Every TV in the building blared a different channel, all covering the same story, and eventually they began to show footage of various suspected Middle Eastern countries-snot-nosed little kids eating candy in the street, people singing and dancing and praising Allah. We all asked Ms. Burch why the children were giving the cameras the peace sign, and she explained that to them it was the victory sign. One kid, the biggest druggie on campus and a whore to boot, began ranting about supremacy and vengeance, and we didn’t get any work done and had to take it all home.
By the time lunch rolled around, everyone had lost a dear friend in the attack. Everyone was experiencing the ultimate suffering because they knew someone who knew someone who knew someone. Everyone needed everyone else’s pity and attention. I didn’t understand why people took it so personally. It happened on the other side of the country.

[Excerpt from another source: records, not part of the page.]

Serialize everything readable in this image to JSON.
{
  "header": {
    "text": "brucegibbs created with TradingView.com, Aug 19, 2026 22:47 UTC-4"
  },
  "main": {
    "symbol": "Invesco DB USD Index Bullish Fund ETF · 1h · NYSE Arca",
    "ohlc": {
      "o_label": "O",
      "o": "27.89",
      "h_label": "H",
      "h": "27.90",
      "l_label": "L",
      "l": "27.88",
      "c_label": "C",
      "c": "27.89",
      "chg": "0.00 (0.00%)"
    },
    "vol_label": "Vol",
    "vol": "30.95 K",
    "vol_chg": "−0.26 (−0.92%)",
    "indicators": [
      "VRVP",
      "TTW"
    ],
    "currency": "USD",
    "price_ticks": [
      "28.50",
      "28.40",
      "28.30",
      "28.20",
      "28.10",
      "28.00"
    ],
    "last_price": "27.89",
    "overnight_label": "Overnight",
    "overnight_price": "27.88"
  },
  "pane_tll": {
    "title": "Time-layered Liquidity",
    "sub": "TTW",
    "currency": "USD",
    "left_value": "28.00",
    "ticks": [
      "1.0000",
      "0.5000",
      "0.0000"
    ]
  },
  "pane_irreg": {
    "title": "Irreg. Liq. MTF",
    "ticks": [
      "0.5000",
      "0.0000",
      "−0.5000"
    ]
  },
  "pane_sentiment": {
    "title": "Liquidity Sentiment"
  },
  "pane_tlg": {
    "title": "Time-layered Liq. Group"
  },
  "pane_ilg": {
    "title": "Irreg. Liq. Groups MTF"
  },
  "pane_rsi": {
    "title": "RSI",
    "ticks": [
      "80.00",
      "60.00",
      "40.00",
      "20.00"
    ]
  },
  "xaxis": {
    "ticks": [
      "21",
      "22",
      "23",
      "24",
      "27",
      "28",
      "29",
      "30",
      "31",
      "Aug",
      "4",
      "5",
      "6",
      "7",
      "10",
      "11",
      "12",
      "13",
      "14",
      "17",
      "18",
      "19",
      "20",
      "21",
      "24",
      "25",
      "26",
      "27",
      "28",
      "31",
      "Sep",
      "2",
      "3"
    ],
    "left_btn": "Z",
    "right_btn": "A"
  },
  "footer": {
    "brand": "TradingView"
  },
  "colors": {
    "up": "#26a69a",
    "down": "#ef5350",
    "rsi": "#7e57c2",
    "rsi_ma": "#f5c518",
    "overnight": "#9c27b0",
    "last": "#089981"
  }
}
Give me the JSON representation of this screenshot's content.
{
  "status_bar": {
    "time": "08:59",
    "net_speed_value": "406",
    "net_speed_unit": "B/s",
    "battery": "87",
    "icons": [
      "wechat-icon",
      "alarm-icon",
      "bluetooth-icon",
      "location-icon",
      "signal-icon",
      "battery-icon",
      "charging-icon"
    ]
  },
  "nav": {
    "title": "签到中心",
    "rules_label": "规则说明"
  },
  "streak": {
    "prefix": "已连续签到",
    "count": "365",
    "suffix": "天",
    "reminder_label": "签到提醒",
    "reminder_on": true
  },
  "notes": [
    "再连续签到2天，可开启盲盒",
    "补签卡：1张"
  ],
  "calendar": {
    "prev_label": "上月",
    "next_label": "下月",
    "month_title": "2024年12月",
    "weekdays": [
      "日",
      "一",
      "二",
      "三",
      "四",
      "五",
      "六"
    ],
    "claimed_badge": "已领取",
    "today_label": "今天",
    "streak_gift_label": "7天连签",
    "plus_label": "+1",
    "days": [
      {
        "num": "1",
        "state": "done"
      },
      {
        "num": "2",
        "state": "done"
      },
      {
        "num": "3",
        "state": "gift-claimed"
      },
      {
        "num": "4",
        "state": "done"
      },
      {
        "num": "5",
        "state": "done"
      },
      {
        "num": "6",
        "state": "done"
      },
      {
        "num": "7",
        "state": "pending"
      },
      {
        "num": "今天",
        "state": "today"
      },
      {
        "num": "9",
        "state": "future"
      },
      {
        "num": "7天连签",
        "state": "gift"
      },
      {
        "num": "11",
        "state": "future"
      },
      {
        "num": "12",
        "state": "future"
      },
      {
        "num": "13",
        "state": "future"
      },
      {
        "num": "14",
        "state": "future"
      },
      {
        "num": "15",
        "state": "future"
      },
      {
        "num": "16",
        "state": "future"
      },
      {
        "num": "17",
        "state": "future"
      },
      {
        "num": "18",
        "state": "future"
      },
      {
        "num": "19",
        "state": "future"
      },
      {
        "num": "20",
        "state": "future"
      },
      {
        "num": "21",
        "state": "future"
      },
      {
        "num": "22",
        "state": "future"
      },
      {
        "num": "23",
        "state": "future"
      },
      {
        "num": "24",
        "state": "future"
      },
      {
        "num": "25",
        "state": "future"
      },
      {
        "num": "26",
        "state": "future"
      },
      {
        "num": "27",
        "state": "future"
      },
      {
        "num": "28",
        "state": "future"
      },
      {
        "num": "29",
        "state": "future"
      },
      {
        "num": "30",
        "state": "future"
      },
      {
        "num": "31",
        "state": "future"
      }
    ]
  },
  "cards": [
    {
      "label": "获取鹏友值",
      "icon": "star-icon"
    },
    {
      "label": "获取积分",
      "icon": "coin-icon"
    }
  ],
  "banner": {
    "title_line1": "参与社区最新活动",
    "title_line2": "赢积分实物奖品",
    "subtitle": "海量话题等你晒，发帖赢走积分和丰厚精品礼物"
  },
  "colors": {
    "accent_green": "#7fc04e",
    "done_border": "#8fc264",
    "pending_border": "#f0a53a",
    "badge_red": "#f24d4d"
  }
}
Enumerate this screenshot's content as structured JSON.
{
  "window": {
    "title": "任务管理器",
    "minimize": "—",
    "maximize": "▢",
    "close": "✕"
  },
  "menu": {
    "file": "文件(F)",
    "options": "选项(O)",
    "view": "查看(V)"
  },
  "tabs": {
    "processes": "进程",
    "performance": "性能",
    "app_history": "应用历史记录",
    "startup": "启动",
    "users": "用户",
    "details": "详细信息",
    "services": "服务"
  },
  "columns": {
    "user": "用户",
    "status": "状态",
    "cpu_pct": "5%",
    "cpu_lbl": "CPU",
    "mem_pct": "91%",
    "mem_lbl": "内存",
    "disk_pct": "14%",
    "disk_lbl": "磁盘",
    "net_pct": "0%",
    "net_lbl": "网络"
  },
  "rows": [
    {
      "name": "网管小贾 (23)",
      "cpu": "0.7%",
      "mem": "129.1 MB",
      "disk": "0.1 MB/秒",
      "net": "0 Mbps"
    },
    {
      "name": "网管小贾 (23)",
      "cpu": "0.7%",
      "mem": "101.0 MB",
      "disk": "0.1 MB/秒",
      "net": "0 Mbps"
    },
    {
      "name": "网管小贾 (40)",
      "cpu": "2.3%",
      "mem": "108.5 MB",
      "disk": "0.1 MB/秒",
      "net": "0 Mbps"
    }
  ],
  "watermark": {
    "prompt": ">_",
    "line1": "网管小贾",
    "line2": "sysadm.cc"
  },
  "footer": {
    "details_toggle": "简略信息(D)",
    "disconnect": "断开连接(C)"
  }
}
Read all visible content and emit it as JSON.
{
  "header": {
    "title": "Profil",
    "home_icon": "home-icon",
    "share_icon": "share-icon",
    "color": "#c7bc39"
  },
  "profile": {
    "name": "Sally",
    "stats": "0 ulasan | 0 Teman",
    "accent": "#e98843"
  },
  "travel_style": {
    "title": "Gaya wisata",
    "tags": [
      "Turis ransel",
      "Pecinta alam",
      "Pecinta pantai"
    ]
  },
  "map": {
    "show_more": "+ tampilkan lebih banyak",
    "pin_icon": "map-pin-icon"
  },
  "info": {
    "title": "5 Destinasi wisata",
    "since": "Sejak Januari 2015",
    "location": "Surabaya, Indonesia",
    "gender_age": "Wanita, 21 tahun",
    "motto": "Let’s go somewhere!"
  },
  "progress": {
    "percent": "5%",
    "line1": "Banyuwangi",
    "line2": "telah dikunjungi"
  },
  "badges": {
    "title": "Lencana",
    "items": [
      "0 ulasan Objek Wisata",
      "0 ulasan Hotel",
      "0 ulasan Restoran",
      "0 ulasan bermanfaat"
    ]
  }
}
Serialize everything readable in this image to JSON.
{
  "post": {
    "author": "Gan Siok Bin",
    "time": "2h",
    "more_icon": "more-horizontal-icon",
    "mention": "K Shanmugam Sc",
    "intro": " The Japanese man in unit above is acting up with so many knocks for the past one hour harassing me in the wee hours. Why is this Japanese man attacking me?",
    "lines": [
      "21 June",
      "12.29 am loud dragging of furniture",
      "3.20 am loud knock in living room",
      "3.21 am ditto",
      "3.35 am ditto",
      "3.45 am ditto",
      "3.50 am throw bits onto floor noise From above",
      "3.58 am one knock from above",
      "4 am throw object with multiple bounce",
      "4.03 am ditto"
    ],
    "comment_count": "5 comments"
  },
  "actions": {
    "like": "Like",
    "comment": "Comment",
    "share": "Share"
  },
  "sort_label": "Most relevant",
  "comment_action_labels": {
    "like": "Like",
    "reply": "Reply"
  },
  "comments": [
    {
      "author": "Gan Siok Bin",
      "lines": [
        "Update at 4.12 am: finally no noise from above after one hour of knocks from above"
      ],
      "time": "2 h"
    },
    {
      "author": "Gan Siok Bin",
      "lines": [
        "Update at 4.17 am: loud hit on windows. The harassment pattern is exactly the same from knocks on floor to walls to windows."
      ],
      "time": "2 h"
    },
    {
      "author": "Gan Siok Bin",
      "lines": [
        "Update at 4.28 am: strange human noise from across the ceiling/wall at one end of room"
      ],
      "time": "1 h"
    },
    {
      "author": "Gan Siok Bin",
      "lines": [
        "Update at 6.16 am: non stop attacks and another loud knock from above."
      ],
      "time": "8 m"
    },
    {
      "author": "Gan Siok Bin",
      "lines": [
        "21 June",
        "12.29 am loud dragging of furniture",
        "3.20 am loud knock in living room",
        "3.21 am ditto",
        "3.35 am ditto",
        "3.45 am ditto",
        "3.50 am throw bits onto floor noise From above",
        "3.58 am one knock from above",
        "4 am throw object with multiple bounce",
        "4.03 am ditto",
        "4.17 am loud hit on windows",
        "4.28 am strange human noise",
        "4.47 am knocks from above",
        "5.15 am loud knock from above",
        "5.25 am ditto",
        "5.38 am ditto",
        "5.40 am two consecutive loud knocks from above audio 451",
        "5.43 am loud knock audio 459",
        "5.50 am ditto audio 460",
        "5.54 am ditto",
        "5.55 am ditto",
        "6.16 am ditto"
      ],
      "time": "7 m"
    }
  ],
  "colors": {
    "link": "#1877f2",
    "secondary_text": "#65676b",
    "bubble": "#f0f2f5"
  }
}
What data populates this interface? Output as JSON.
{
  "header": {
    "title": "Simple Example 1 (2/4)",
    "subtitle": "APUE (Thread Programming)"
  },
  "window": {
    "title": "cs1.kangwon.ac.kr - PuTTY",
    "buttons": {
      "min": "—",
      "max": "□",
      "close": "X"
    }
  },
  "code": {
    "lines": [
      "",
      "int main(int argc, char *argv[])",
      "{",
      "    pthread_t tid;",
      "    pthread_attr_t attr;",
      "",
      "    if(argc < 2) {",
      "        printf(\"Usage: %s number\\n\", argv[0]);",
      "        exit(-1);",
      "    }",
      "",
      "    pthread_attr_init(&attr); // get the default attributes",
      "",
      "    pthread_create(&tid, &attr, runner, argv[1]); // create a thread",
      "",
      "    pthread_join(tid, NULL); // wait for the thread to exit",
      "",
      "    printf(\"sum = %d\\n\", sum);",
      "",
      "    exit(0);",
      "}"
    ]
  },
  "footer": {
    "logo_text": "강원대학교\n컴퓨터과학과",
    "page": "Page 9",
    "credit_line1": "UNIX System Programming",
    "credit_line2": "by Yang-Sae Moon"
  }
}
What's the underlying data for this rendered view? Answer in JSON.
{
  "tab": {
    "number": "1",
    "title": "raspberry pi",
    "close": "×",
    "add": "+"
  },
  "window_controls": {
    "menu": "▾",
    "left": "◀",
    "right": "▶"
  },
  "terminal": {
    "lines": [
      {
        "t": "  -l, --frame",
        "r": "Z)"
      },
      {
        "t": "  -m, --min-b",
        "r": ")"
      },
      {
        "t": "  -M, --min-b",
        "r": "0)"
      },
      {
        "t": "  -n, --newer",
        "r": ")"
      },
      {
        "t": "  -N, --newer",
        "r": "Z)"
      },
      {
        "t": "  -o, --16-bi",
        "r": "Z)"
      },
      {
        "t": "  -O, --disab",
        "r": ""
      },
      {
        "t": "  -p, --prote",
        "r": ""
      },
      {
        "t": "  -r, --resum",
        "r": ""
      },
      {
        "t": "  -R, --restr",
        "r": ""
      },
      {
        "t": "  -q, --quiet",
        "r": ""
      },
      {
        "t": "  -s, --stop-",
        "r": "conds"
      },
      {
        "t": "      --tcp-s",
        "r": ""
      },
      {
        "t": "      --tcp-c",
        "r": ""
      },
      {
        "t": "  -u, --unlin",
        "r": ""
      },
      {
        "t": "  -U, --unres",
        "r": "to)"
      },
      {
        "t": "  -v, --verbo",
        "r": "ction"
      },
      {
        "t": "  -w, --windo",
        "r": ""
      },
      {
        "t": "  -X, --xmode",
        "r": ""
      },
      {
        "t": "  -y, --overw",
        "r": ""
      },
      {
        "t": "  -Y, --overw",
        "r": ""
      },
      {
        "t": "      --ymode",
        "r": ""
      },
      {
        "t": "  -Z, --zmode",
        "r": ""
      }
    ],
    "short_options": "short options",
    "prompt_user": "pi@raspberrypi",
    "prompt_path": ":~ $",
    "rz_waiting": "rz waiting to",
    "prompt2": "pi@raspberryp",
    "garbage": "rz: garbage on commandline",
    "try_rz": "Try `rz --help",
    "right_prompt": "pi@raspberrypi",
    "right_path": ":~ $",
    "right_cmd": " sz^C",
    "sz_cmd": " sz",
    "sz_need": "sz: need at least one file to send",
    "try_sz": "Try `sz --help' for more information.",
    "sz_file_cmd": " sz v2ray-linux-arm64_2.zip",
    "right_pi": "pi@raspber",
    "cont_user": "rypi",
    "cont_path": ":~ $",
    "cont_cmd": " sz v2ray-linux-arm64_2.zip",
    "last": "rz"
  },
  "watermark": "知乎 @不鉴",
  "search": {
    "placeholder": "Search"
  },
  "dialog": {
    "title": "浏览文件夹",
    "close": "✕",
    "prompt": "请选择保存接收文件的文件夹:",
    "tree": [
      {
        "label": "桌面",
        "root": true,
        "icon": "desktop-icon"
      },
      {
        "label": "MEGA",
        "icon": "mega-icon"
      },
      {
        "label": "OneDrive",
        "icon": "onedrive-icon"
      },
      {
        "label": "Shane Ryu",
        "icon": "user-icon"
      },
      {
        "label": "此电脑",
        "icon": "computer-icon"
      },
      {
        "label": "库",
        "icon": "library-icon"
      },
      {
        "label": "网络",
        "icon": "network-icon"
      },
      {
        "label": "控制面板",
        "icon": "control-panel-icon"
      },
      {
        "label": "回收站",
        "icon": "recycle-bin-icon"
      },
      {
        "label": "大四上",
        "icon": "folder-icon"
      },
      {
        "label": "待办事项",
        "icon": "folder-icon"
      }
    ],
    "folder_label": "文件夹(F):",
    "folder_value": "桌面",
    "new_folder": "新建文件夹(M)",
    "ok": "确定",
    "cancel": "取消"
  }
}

For the rest of the week, there would be no TV. Every channel covered the same nonsense. This is the ash. This is the rubble. This is Ground Zero. This guy lived. This guy knows someone who died. This guy is the great-great-great nephew of the aunt of the cousin of the great-great-grandfather of the daughter of the ex-husband of the uncle of the second cousin twice removed from a lady who knows the stepmother of the aunt of the sister of the stalker of the son of the pilot of the first plane. And then came the montages. Pictures of the memorials, pictures of the rescues. Song after sappy song written about the firefighters and sung by mediocre musicians to the sound of poorly executed ear-splitting twangy country tunes.
Newscasters lectured us on unity, and before long it really was about us and them. And I had to be one of us. Firefighters suddenly became heroes worthy of our undivided reverence-but only the ones in New York. Anyone lucky enough to be killed in the attack attained a god-like status, and the families-now fabulously rich-never seemed to get enough sympathy and love and unwarranted worship. People lit candles and rang bells and glutted the streets, screaming for a war that they would later claim unnecessary.
Until that day, I didn’t know the Middle East was an issue. I didn’t know that gas prices were an issue. Those fucking planes stole my streetlight hopping teenage years, not because they made me afraid or any junk like that, but because they jacked up the cost of gas to the point that I could not afford more than it took to get me to school and back, and even then, by my senior year, I was hitching nearly everyday. Really, that’s all the attack meant to me.
It didn’t surprise me that they chose us, because we are happy and powerful and who wouldn’t want us dead? It also didn’t surprise me that they encouraged their kids to follow their path, because they’ve all sold their souls to religion. And it certainly didn’t surprise me that they wanted to punish us, because everyone’s in need of punishment. But I guess what did surprise me was how much people pretended to care-how suddenly everybody was intimately affected, how all those dead people became heroes for going to work. Makes death look downright desirable. The only lasting impact 9/11 really had was that pervasive “you-owe-me-some-respect-because-I-have-suffered-more-than-you-have” attitude that runs rampant in America today, and the us/them mentality that could very well get you killed for violating. I do get sad when I see the videos of the crashes, but I’ve moved on, and I wish the rest of the country could just put on its big girl panties and deal with it.
MEG DWYER is a student at St. Martin’s College in Lacey, Washington. She can be reached at: firstname.lastname@example.org